Exercise requirements - In the records that follow, count each line where the string "this" occurs. Provide the total and no other text.

Element data from apps and pages:
....
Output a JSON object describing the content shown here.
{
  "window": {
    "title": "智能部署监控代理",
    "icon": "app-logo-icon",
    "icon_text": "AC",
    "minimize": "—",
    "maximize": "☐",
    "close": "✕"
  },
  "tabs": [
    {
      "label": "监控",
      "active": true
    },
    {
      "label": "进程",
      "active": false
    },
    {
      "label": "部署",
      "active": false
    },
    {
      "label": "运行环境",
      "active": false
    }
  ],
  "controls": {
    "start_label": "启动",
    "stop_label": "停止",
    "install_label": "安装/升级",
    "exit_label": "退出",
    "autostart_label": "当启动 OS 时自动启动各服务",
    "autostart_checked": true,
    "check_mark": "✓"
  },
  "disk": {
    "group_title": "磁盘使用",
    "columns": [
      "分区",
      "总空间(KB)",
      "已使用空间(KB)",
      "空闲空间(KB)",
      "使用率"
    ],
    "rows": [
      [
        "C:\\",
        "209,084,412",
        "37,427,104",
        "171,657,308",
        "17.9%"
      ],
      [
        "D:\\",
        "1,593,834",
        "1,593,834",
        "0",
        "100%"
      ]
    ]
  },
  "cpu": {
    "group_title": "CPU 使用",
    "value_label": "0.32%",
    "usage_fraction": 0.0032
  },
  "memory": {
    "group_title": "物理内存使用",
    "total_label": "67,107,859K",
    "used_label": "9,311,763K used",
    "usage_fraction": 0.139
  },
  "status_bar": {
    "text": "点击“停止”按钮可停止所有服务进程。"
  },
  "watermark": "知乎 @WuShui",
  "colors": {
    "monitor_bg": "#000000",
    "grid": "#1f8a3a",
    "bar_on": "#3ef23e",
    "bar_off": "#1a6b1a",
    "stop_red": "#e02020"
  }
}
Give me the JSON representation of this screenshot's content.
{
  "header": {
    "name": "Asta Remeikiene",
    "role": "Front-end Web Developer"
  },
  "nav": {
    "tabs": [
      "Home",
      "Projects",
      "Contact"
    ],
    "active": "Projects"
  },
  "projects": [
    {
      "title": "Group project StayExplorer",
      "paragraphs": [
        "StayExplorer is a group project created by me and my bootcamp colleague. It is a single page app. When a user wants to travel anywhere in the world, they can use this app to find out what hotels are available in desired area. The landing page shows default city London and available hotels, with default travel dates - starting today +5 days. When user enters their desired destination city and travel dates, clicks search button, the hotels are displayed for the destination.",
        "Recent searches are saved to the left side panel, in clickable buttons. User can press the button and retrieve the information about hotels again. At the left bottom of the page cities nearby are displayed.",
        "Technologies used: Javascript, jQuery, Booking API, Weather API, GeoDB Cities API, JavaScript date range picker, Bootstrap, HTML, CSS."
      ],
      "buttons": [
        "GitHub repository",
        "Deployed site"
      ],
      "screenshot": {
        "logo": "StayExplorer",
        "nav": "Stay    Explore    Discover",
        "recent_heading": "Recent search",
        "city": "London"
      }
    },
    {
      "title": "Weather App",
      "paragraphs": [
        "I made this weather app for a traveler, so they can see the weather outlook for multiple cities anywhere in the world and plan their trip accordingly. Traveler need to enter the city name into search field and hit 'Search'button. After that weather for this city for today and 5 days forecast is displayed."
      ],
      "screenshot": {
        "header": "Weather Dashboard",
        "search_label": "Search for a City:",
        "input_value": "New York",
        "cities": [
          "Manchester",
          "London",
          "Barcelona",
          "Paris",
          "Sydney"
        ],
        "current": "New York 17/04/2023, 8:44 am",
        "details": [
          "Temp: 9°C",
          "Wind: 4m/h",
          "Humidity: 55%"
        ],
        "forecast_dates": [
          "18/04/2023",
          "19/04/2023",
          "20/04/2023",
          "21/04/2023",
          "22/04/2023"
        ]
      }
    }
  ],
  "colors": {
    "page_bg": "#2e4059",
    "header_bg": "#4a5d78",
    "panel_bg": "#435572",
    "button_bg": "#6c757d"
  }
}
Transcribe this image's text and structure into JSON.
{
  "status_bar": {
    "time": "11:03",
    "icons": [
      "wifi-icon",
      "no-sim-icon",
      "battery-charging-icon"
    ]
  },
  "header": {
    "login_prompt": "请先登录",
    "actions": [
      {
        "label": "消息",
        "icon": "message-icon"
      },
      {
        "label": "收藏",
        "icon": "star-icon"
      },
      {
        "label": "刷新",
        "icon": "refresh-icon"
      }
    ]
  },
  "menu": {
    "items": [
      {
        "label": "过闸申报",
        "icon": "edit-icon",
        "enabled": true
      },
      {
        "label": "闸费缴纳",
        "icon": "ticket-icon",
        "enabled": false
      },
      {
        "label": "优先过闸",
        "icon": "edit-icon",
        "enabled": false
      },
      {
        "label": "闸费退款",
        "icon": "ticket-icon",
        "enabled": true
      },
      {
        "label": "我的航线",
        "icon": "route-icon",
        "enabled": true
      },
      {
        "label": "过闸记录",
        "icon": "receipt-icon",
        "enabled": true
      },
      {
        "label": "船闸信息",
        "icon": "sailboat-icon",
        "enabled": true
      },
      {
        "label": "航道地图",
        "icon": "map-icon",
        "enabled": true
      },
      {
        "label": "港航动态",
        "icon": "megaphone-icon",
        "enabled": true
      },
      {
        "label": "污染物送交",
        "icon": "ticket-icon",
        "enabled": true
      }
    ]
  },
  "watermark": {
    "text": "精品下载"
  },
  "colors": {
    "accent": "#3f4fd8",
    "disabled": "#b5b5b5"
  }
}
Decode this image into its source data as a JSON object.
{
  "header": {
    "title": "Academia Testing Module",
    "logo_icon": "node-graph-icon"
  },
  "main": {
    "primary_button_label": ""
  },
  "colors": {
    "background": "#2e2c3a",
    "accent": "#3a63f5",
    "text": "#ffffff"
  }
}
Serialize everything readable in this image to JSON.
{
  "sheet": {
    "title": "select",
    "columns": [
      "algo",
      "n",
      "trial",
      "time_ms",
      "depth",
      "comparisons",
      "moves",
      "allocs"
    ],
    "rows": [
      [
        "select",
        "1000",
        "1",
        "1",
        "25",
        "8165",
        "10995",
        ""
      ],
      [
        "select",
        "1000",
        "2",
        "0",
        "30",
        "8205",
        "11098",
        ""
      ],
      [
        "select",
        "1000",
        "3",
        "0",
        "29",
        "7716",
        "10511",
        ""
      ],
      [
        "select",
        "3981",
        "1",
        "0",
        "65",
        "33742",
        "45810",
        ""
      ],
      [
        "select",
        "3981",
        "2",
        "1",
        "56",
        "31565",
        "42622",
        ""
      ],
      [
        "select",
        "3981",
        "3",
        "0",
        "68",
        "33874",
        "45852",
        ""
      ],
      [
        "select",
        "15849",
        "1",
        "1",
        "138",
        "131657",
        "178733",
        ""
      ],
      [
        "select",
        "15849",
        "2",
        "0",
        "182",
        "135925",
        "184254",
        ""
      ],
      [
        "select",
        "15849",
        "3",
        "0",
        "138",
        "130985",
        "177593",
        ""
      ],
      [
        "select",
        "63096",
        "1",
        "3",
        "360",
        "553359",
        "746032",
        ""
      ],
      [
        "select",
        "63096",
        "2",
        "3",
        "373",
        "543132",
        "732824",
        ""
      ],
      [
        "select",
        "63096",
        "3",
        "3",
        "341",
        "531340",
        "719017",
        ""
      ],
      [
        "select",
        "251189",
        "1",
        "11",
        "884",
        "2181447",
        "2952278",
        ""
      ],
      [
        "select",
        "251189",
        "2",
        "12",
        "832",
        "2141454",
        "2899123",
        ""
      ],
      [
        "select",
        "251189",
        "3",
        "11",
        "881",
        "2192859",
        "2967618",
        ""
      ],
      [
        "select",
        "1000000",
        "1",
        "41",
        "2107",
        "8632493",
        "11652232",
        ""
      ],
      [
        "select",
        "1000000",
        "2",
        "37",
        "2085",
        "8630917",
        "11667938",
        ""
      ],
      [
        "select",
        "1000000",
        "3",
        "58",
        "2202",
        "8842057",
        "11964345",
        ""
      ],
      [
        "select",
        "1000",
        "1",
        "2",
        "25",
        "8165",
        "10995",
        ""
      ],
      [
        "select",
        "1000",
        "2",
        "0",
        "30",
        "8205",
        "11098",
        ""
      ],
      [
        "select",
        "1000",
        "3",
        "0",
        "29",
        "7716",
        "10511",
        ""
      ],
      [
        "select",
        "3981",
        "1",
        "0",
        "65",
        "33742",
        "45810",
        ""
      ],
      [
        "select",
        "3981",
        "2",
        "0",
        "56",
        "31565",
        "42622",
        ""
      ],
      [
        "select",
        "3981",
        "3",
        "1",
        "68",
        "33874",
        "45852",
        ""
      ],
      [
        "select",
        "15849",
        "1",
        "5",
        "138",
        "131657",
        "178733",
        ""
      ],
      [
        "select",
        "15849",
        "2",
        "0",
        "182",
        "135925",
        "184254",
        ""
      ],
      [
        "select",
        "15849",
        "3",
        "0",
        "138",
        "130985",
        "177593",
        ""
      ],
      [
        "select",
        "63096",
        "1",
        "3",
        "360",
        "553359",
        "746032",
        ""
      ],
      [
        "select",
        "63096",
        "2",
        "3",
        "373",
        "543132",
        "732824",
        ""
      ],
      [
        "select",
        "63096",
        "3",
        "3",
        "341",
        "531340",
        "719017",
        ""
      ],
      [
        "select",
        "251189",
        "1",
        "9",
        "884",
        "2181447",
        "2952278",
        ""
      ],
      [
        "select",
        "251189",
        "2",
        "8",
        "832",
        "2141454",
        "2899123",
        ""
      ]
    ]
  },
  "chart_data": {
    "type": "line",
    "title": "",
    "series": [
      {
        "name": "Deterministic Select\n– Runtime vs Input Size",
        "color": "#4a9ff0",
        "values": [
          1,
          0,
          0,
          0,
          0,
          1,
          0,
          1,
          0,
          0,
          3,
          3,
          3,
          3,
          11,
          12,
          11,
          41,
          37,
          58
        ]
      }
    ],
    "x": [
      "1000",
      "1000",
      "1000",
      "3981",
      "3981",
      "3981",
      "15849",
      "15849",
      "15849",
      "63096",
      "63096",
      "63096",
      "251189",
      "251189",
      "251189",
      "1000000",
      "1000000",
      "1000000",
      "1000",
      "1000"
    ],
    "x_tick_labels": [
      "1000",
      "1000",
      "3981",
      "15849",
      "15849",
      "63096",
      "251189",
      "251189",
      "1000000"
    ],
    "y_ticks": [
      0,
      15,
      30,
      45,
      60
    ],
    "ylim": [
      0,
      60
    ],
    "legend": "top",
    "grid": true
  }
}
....
Task output - 6